Peter Nixey describes good developers as both technology proficient and hard working in his blog post. His concept of "simplicity" is worth noting. I highly encourage developers to create code that limits complexity. But, there is an even more important aspect of complexity: usability.
Simplicity and excellence are most reliably attained by starting with something, anything, that gets the job done and reworking back from that point.
Enter the noob. Every project should have someone in this role. Technologically detached. Familiar with project goals, but does not look at one line of code. No assumptions whatsoever. This person is well equipped to be a critical observer. And, this should be encouraged.
There is no better way to achieve excellence then to put your work in front of a noob to get a fresh perspective. Put your pride aside, this is the direct line to a better product. Keep in mind, the success of your work is defined externally by a client or by development communities that adopt your effort.
Noobs may be apologetic for not understanding what you have built. It's your role to understand the disconnect between their expectations and the objectives (or user stories). Encourage collaboration, drive towards mutual understanding, and do not get defensive.
Timing is everything. As Nixey noted, rework is key. Expect it, plan for it, allocate budget, and so on. This screams for an iterative, agile process. The sooner a prototype can be produced, the faster the disconnects can be found. In other words, a rapid prototype iterates and converges towards excellence. And, again, the noob becomes invaluable.
The noob should be an active participant in this process, ideally a part of your team. A noob should perform quality assurance long before a client sees a prototype. Not only do you get the feedback you seek, you likely create an ally to address the challenges brought up by the client. Two sets of eyes are better than one. And, if two people familiar with goals can agree on an approach, two people can advocate for the merit of the approach.
Give it a shot!

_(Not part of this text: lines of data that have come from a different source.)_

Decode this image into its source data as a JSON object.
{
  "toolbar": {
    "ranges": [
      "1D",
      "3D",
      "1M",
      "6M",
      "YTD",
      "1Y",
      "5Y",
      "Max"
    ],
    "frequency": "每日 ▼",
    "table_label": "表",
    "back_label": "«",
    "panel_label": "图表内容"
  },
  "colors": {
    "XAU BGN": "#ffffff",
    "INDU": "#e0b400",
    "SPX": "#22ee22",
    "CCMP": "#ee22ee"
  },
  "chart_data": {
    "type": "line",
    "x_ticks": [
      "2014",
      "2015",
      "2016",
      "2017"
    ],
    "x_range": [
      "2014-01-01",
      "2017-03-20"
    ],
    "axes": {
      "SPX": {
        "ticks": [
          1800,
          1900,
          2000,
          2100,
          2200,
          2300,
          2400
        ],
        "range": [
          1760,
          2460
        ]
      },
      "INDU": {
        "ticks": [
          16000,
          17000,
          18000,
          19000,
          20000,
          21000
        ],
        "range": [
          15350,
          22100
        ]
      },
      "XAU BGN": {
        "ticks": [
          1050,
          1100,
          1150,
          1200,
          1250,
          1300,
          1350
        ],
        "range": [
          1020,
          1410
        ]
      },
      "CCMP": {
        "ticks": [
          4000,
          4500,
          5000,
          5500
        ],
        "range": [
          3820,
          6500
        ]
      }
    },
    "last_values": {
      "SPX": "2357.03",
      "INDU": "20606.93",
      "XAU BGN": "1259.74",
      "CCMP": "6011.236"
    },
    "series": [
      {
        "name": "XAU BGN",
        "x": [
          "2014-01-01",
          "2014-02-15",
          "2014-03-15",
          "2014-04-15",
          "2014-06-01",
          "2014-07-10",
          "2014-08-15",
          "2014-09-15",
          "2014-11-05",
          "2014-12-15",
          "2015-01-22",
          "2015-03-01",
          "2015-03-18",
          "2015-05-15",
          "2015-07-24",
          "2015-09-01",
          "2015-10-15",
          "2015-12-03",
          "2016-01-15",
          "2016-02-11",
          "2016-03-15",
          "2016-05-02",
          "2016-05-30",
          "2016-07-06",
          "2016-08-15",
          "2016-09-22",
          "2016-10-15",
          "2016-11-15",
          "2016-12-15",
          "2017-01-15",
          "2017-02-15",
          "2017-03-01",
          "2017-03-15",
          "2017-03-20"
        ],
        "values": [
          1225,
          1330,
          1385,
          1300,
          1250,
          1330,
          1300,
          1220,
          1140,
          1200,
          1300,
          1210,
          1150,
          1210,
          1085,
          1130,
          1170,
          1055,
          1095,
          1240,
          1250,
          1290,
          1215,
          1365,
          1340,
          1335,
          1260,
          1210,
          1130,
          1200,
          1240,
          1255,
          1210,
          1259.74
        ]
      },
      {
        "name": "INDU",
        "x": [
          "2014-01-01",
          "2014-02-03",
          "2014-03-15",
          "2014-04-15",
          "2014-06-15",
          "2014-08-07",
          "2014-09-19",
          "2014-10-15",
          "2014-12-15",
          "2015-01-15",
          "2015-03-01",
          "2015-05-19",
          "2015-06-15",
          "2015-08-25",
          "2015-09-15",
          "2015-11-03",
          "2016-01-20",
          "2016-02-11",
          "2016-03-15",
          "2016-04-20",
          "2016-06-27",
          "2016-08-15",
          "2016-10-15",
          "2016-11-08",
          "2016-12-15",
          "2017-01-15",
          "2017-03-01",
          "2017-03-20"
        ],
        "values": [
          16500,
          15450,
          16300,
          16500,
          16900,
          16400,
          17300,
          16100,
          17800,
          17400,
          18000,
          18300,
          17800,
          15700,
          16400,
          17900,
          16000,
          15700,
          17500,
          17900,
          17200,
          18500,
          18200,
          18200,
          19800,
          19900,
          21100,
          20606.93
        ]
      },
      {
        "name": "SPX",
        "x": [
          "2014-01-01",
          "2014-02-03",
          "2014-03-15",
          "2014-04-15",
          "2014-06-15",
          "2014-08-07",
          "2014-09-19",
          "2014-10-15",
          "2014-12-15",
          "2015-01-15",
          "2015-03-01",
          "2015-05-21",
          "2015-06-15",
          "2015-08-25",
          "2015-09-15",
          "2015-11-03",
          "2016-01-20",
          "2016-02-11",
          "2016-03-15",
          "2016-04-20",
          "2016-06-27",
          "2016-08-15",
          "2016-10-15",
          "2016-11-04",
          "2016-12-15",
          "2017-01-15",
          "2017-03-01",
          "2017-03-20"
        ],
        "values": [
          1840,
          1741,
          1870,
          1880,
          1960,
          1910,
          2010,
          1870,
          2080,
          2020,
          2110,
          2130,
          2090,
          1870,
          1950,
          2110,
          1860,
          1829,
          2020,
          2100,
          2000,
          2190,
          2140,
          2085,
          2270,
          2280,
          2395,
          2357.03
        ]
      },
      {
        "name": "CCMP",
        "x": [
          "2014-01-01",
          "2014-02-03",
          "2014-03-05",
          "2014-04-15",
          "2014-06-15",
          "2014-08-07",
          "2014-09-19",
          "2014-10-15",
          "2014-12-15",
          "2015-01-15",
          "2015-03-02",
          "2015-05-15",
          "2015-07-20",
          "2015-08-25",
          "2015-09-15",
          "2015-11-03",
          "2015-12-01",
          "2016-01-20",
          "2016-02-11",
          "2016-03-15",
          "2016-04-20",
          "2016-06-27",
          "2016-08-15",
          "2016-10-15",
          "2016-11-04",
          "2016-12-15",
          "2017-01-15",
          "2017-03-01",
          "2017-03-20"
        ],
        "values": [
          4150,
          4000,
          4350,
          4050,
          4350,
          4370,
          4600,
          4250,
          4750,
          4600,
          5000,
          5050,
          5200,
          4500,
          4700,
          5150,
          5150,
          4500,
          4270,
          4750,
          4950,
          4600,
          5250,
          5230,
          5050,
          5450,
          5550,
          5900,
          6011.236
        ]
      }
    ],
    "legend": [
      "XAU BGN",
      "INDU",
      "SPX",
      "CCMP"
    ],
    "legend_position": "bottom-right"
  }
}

Hop on Google Hangout, do a screen share, and watch the feedback pour in. Be grateful for the noob. He or she just may provide that advantage you need to succeed.